The report, titled “Tenders of Endearment,” includes many important elements that have to do with public expenditures by local and state and institutions in 2015.
The report has eight categories and includes 169 contracting authorities who have developed procedures through procurement.
Through statistics data, BIRN showed which categories spend the most from the state budget, highlighted irregularities during the procedures and cast light on cases that are under investigation.
This report also offers recommendations for relevant institutions in the procurement field and suggestions on how to improve the procurement processes.
The report authors found that the phenomenon of awarding tenders to family members and friends of politicians in power, or of procurement officials is a hallmark of the procurement process.
Shqipe Pantina, a Kosovo opposition MP who is also part of the Finance Commission of the Parliament, said that corruption is increasing in Kosovo because those who were declared guilty have not been punished.
She added that corruption is not just a perception in Kosovo, but this phenomenon has turned into organized crime.
BIRN Kosovo Executive Director Jeta Xharra, said that despite the fact that public opinion is becoming aware of reporting abuse and corruption, the budget is still suffers from dishonourable procurement.
“Public money is one of the ways that people in power get rich but their abuse of public money is becoming intolerable for citizens. The more time passes, the more the citizens’ will to report abuse of public money is growing,” said Xharra.

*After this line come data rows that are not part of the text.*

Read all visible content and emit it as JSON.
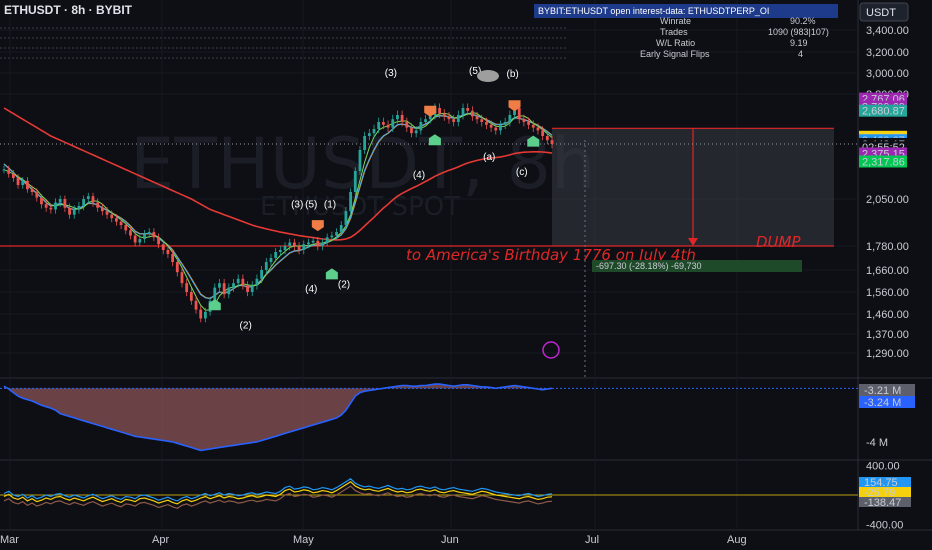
{
  "header": {
    "symbol": "ETHUSDT · 8h · BYBIT",
    "interest_banner": "BYBIT:ETHUSDT open interest-data: ETHUSDTPERP_OI",
    "currency_button": "USDT",
    "watermark_symbol": "ETHUSDT, 8h",
    "watermark_desc": "ETHUSDT SPOT"
  },
  "stats_table": {
    "rows": [
      {
        "label": "Winrate",
        "value": "90.2%"
      },
      {
        "label": "Trades",
        "value": "1090 (983|107)"
      },
      {
        "label": "W/L Ratio",
        "value": "9.19"
      },
      {
        "label": "Early Signal Flips",
        "value": "4"
      }
    ]
  },
  "annotations": {
    "dump_label": "DUMP",
    "birthday_text": "to America's Birthday 1776 on July 4th",
    "measure_text": "-697.30 (-28.18%) -69,730"
  },
  "colors": {
    "up": "#26a69a",
    "down": "#ef5350",
    "ema_red": "#e53935",
    "ema_orange": "#ff9800",
    "ema_blue": "#42a5f5",
    "ema_green": "#7ed957",
    "sell": "#ef7d45",
    "buy": "#5ccf8d"
  },
  "chart_data": [
    {
      "type": "candlestick",
      "name": "main-price",
      "title": "ETHUSDT, 8h",
      "ylim": [
        1290,
        3500
      ],
      "y_ticks": [
        3400,
        3200,
        3000,
        2800,
        2050,
        1780,
        1660,
        1560,
        1460,
        1370,
        1290
      ],
      "y_tick_labels": [
        "3,400.00",
        "3,200.00",
        "3,000.00",
        "2,800.00",
        "2,050.00",
        "1,780.00",
        "1,660.00",
        "1,560.00",
        "1,460.00",
        "1,370.00",
        "1,290.00"
      ],
      "x_tick_labels": [
        "Mar",
        "Apr",
        "May",
        "Jun",
        "Jul",
        "Aug"
      ],
      "price_labels": [
        {
          "value": 2767.06,
          "text": "2,767.06",
          "color": "#9c27b0"
        },
        {
          "value": 2709.69,
          "text": "2,709.69",
          "color": "#9c27b0"
        },
        {
          "value": 2680.87,
          "text": "2,680.87",
          "color": "#26a69a"
        },
        {
          "value": 2494.29,
          "text": "2,494.29",
          "color": "#f5d10d"
        },
        {
          "value": 2469.67,
          "text": "2,469.67",
          "color": "#2196f3"
        },
        {
          "value": 2443.17,
          "text": "2,443.17",
          "color": "#ffffff"
        },
        {
          "value": 2420.0,
          "text": "02:55:52",
          "color": "#ffffff"
        },
        {
          "value": 2375.15,
          "text": "2,375.15",
          "color": "#9c27b0"
        },
        {
          "value": 2317.86,
          "text": "2,317.86",
          "color": "#00c853"
        }
      ],
      "current_price": 2443.17,
      "dump_level_top": 2555,
      "dump_level_bottom": 1780,
      "wave_labels": [
        {
          "text": "(2)",
          "i": 52,
          "v": 1395
        },
        {
          "text": "(3)",
          "i": 63,
          "v": 2000
        },
        {
          "text": "(5)",
          "i": 66,
          "v": 2000
        },
        {
          "text": "(1)",
          "i": 70,
          "v": 2000
        },
        {
          "text": "(4)",
          "i": 66,
          "v": 1560
        },
        {
          "text": "(2)",
          "i": 73,
          "v": 1580
        },
        {
          "text": "(3)",
          "i": 83,
          "v": 2970
        },
        {
          "text": "(4)",
          "i": 89,
          "v": 2200
        },
        {
          "text": "(5)",
          "i": 101,
          "v": 2990
        },
        {
          "text": "(a)",
          "i": 104,
          "v": 2330
        },
        {
          "text": "(b)",
          "i": 109,
          "v": 2960
        },
        {
          "text": "(c)",
          "i": 111,
          "v": 2220
        }
      ],
      "close_series": [
        2260,
        2230,
        2200,
        2150,
        2180,
        2120,
        2100,
        2060,
        2020,
        2000,
        1990,
        2030,
        2050,
        2000,
        1960,
        1990,
        2010,
        2050,
        2070,
        2030,
        2000,
        1980,
        1960,
        1940,
        1920,
        1900,
        1870,
        1840,
        1800,
        1820,
        1850,
        1860,
        1830,
        1790,
        1760,
        1740,
        1700,
        1650,
        1600,
        1560,
        1520,
        1480,
        1440,
        1470,
        1520,
        1580,
        1600,
        1550,
        1580,
        1600,
        1620,
        1590,
        1560,
        1590,
        1620,
        1660,
        1700,
        1720,
        1750,
        1760,
        1780,
        1800,
        1780,
        1760,
        1790,
        1800,
        1810,
        1780,
        1800,
        1830,
        1840,
        1860,
        1900,
        1980,
        2100,
        2250,
        2400,
        2500,
        2520,
        2550,
        2600,
        2580,
        2560,
        2620,
        2650,
        2600,
        2560,
        2520,
        2540,
        2600,
        2620,
        2650,
        2700,
        2660,
        2640,
        2620,
        2600,
        2650,
        2700,
        2680,
        2640,
        2620,
        2600,
        2580,
        2560,
        2540,
        2580,
        2600,
        2650,
        2700,
        2620,
        2600,
        2580,
        2560,
        2540,
        2500,
        2470,
        2443
      ],
      "ema_fast": [
        2300,
        2270,
        2240,
        2200,
        2180,
        2150,
        2120,
        2090,
        2060,
        2030,
        2010,
        2015,
        2025,
        2015,
        1995,
        1990,
        1995,
        2010,
        2025,
        2025,
        2015,
        2000,
        1985,
        1970,
        1955,
        1940,
        1920,
        1895,
        1865,
        1850,
        1850,
        1852,
        1845,
        1825,
        1805,
        1785,
        1760,
        1725,
        1690,
        1655,
        1620,
        1585,
        1550,
        1535,
        1530,
        1545,
        1560,
        1555,
        1562,
        1575,
        1590,
        1590,
        1582,
        1585,
        1595,
        1615,
        1640,
        1660,
        1685,
        1705,
        1725,
        1745,
        1755,
        1757,
        1765,
        1775,
        1785,
        1783,
        1788,
        1800,
        1812,
        1825,
        1845,
        1880,
        1940,
        2030,
        2140,
        2250,
        2330,
        2400,
        2460,
        2500,
        2520,
        2550,
        2580,
        2585,
        2578,
        2562,
        2556,
        2570,
        2585,
        2605,
        2635,
        2645,
        2643,
        2637,
        2627,
        2633,
        2650,
        2660,
        2654,
        2644,
        2632,
        2617,
        2600,
        2583,
        2582,
        2587,
        2605,
        2630,
        2626,
        2618,
        2606,
        2592,
        2576,
        2555,
        2532,
        2505
      ],
      "ema_slow": [
        2700,
        2680,
        2660,
        2640,
        2620,
        2600,
        2580,
        2560,
        2540,
        2520,
        2500,
        2485,
        2470,
        2455,
        2440,
        2425,
        2410,
        2395,
        2380,
        2365,
        2350,
        2335,
        2320,
        2305,
        2290,
        2275,
        2260,
        2245,
        2230,
        2215,
        2200,
        2185,
        2170,
        2155,
        2140,
        2125,
        2110,
        2095,
        2080,
        2065,
        2050,
        2035,
        2020,
        2005,
        1990,
        1980,
        1970,
        1960,
        1950,
        1940,
        1930,
        1920,
        1910,
        1900,
        1892,
        1885,
        1878,
        1872,
        1866,
        1860,
        1855,
        1850,
        1845,
        1840,
        1836,
        1832,
        1828,
        1824,
        1820,
        1818,
        1816,
        1815,
        1816,
        1820,
        1830,
        1848,
        1870,
        1895,
        1920,
        1945,
        1972,
        1998,
        2020,
        2045,
        2070,
        2090,
        2108,
        2125,
        2140,
        2158,
        2175,
        2193,
        2212,
        2228,
        2242,
        2255,
        2266,
        2279,
        2294,
        2307,
        2317,
        2326,
        2333,
        2339,
        2343,
        2346,
        2351,
        2357,
        2365,
        2375,
        2380,
        2384,
        2386,
        2387,
        2387,
        2386,
        2383,
        2378
      ]
    },
    {
      "type": "area",
      "name": "volume-delta",
      "title": "",
      "y_tick_labels": [
        "-4 M"
      ],
      "value_labels": [
        {
          "text": "-3.21 M",
          "color": "#d1d4dc"
        },
        {
          "text": "-3.24 M",
          "color": "#2962ff"
        }
      ],
      "values": [
        -3.21,
        -3.25,
        -3.3,
        -3.35,
        -3.38,
        -3.4,
        -3.42,
        -3.45,
        -3.48,
        -3.5,
        -3.52,
        -3.55,
        -3.6,
        -3.62,
        -3.64,
        -3.66,
        -3.68,
        -3.7,
        -3.72,
        -3.74,
        -3.76,
        -3.78,
        -3.8,
        -3.82,
        -3.84,
        -3.86,
        -3.88,
        -3.9,
        -3.92,
        -3.93,
        -3.94,
        -3.95,
        -3.96,
        -3.97,
        -3.98,
        -3.99,
        -4.0,
        -4.02,
        -4.04,
        -4.06,
        -4.08,
        -4.1,
        -4.12,
        -4.11,
        -4.1,
        -4.09,
        -4.08,
        -4.07,
        -4.06,
        -4.05,
        -4.04,
        -4.03,
        -4.02,
        -4.01,
        -4.0,
        -3.98,
        -3.96,
        -3.94,
        -3.92,
        -3.9,
        -3.88,
        -3.86,
        -3.84,
        -3.82,
        -3.8,
        -3.78,
        -3.76,
        -3.74,
        -3.72,
        -3.7,
        -3.68,
        -3.66,
        -3.62,
        -3.55,
        -3.45,
        -3.35,
        -3.3,
        -3.28,
        -3.27,
        -3.26,
        -3.25,
        -3.24,
        -3.23,
        -3.22,
        -3.21,
        -3.2,
        -3.2,
        -3.21,
        -3.21,
        -3.2,
        -3.2,
        -3.19,
        -3.18,
        -3.18,
        -3.19,
        -3.2,
        -3.21,
        -3.2,
        -3.19,
        -3.19,
        -3.2,
        -3.21,
        -3.22,
        -3.22,
        -3.23,
        -3.24,
        -3.23,
        -3.22,
        -3.21,
        -3.2,
        -3.21,
        -3.22,
        -3.23,
        -3.24,
        -3.25,
        -3.26,
        -3.25,
        -3.24
      ]
    },
    {
      "type": "line",
      "name": "oscillator",
      "title": "",
      "y_tick_labels": [
        "400.00",
        "-400.00"
      ],
      "value_labels": [
        {
          "text": "154.75",
          "color": "#2196f3"
        },
        {
          "text": "-25.79",
          "color": "#f5d10d"
        },
        {
          "text": "-138.47",
          "color": "#d1d4dc"
        }
      ],
      "values": [
        -20,
        10,
        -40,
        -60,
        -30,
        -80,
        -50,
        -90,
        -70,
        -40,
        -60,
        -30,
        -20,
        -50,
        -70,
        -40,
        -60,
        -80,
        -50,
        -30,
        -60,
        -90,
        -70,
        -50,
        -80,
        -100,
        -60,
        -70,
        -90,
        -50,
        -40,
        -60,
        -80,
        -110,
        -90,
        -70,
        -100,
        -120,
        -80,
        -60,
        -90,
        -70,
        -40,
        -20,
        -50,
        -30,
        -10,
        -40,
        -20,
        -30,
        -50,
        -40,
        -20,
        -10,
        -30,
        -20,
        0,
        -10,
        -20,
        10,
        60,
        80,
        40,
        50,
        70,
        60,
        30,
        40,
        60,
        50,
        30,
        60,
        100,
        140,
        180,
        120,
        90,
        70,
        80,
        60,
        50,
        70,
        90,
        60,
        40,
        50,
        30,
        40,
        70,
        80,
        60,
        50,
        70,
        40,
        30,
        50,
        60,
        40,
        30,
        20,
        10,
        30,
        50,
        40,
        20,
        0,
        -10,
        -20,
        -30,
        -40,
        -50,
        -30,
        -20,
        -40,
        -60,
        -50,
        -30,
        -25
      ]
    }
  ]
}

The General Auditor in Kosovo, Besnik Osmani, said that the institutions that abuse the budget should be punished with a smaller budget the following year.
According to the co-author of the report Florina Ujupi, Kosovo institutions need to work urgently in raising human and technological capacities in the procurement sector and in fostering collaboration between procurement professionals and judges and prosecutors.
In the report there are infographics that show the statistics about the tenders published by the Public Procurement Regulatory Commission (PPRC) in which the pending differences between institutions are made plain.
The report also presents a few monitored court sessions about procurement and analyzes contracts in which the contracting had violated the administrative guideline of PPRC by publishing tenders without a set amount.
This is BIRN’s second annual report on public procurement. Last year’s was titled “Hidden Tenders”.